Aileen Wuornos was a sex worker whose first murder was reportedly committed in self-defense. The five others that followed that Wuornos confessed to were reportedly different. Her first victim, Richard Mallory, allegedly had a history of sexual abuse and had been imprisoned for a decade for a sexual assault conviction. Wuornos was only the second female inmate on death row to be executed in the state of Florida. Her execution was expedited in part due to Jeb Bush, the governor of Florida at the time. Bush signed a stay of execution after three psychiatrists found Wuornos to be competent enough to understand a death sentence. Perhaps even more curiously, Wuornos was a huge fan of Natalie Merchant and one of her last requests was that the song "Carnival" be played at her funeral.
Known first as the "Valley Intruder" and then the "Night Stalker," Richard Ramirez's crimes spanned two major metropolitans in California — Los Angeles and San Francisco. Ramirez was a devout Satanist and was reportedly influenced by his cousin, Mike, who also worshipped Satan. Richard was allegedly witness to Mike killing his wife and had seen polaroids of graphic actions Mike had taken while deployed to Vietnam in the 1960s. In total, Richard was convicted of killing 13 people in a lengthy trial that saw 43 charges lobbed against him. His last words to the courtroom following his conviction were "No big deal. Death always comes with the territory. I'll see you in Disneyland." As with Wuornos, Ramirez was a big fan of music and reportedly loved AC/DC, even leaving a hat with the band's logo at the scene of one of his many crimes. He died of natural causes at the age of 53 and leaves behind a wife whom he married while on death row.
Serial killer Ted Bundy was notorious for his callous, almost emotionless descriptions of the mentality behind his actions.
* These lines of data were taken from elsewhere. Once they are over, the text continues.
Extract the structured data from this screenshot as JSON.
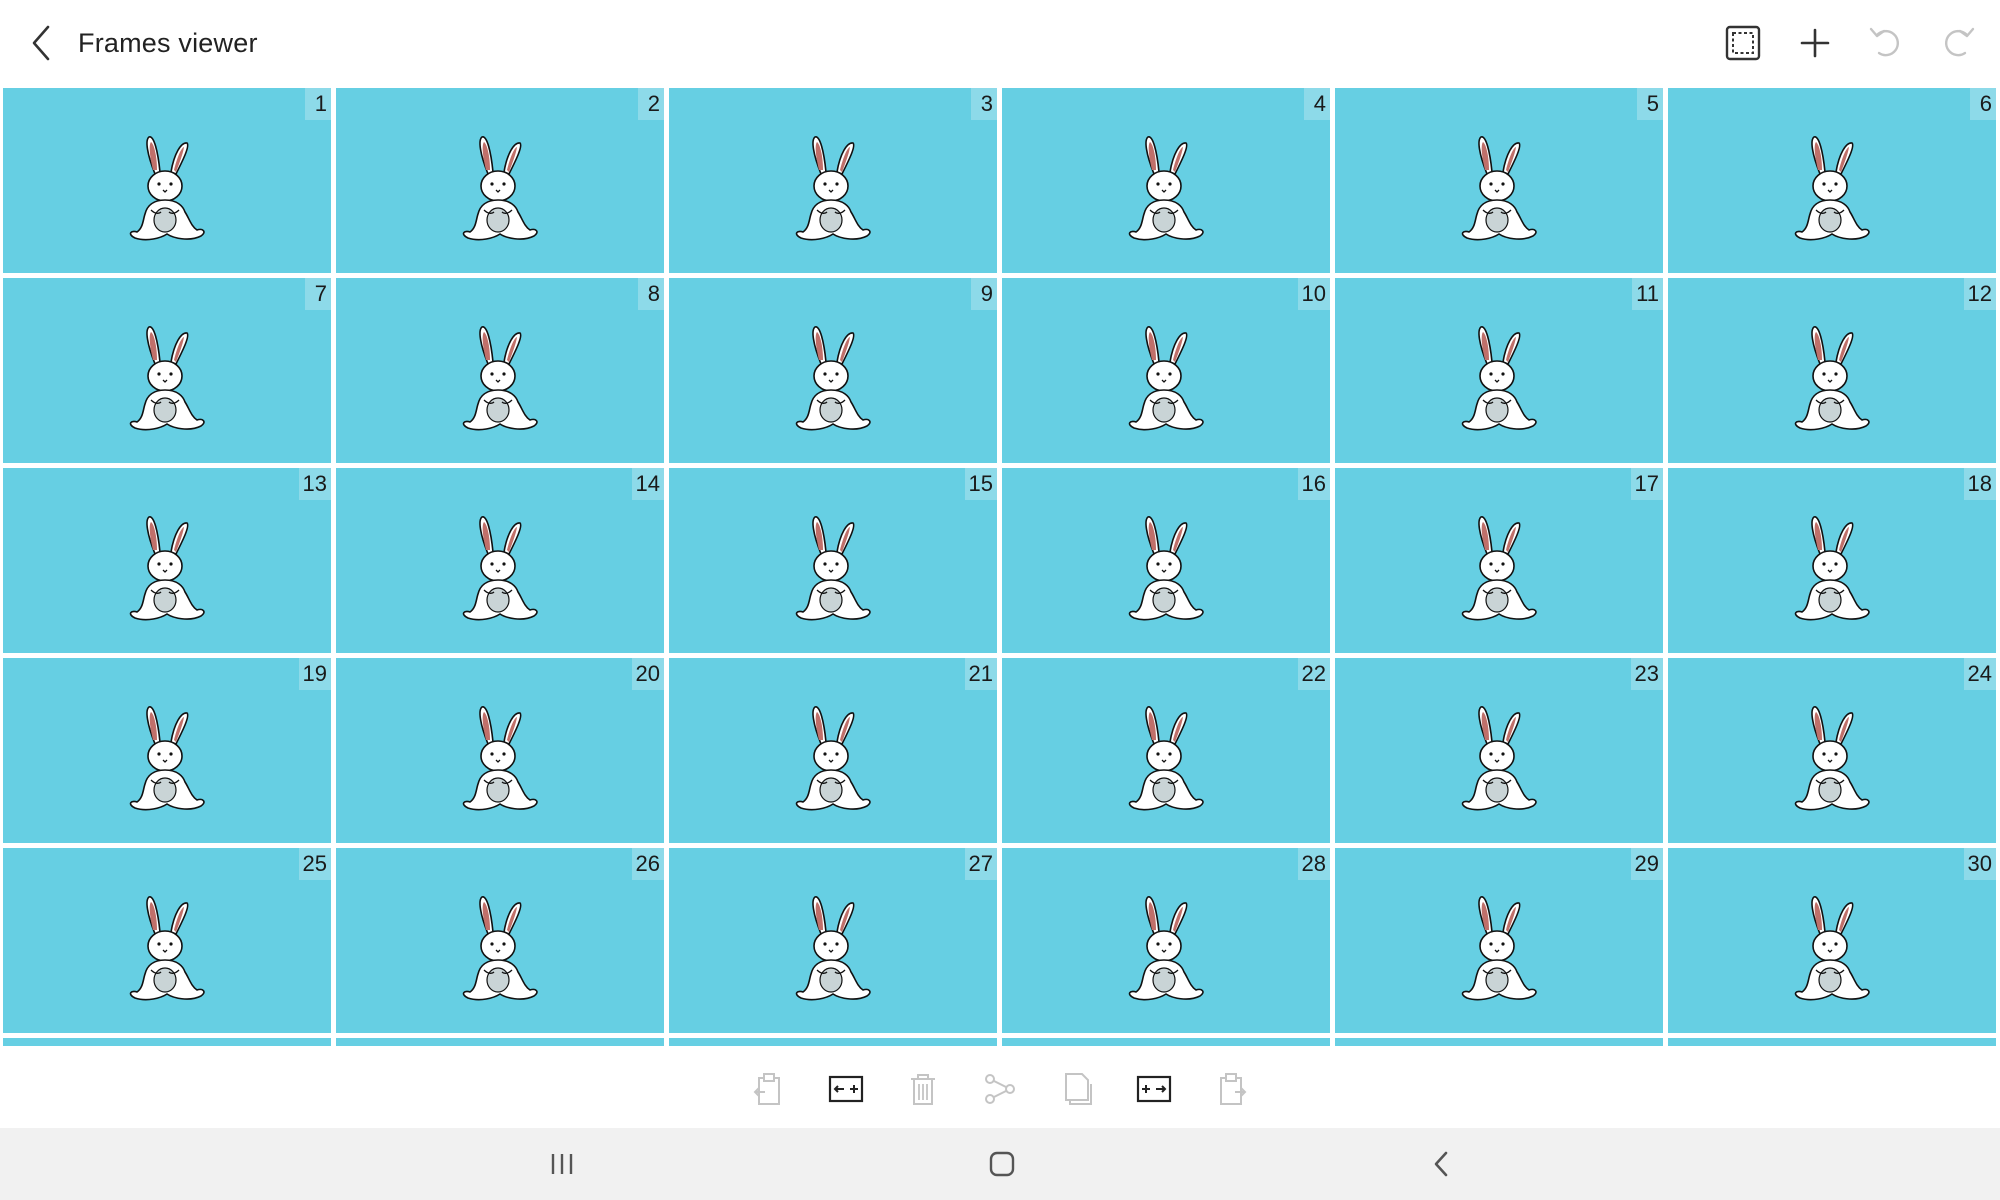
{
  "header": {
    "title": "Frames viewer",
    "icons": [
      "back-arrow-icon",
      "select-frame-icon",
      "add-icon",
      "undo-icon",
      "redo-icon"
    ]
  },
  "frames": [
    "1",
    "2",
    "3",
    "4",
    "5",
    "6",
    "7",
    "8",
    "9",
    "10",
    "11",
    "12",
    "13",
    "14",
    "15",
    "16",
    "17",
    "18",
    "19",
    "20",
    "21",
    "22",
    "23",
    "24",
    "25",
    "26",
    "27",
    "28",
    "29",
    "30"
  ],
  "toolbar": {
    "tools": [
      "paste-before-icon",
      "insert-frame-icon",
      "delete-icon",
      "share-icon",
      "copy-icon",
      "insert-frame-after-icon",
      "paste-after-icon"
    ]
  },
  "navbar": {
    "icons": [
      "recent-apps-icon",
      "home-icon",
      "nav-back-icon"
    ]
  },
  "colors": {
    "frame_background": "#66cfe3",
    "frame_number_background": "#8ddae9",
    "active_icon": "#333333",
    "disabled_icon": "#c4c4c4",
    "ear_inner": "#c0706a"
  }
}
It's Bundy who uttered the creepy, iconic statement "we serial killers are your sons, we are your husbands, we are everywhere. And there will be more of your children dead tomorrow," Shockingly, Bundy was briefly known for good deeds and had reportedly rescued a child from drowning and volunteered as a crisis center hotline worker while in college. His position and interactions with fellow volunteer Ann Rule is what ultimately prompted the writer to pen The Stranger Beside Me. Rule had unprecedented access to Bundy and noted that "Ted Bundy took lives, he also saved lives." Bundy attempted to save himself multiple times. He escaped jail twice and postponed his date of execution twice before facing the electric chair in Florida in 1989.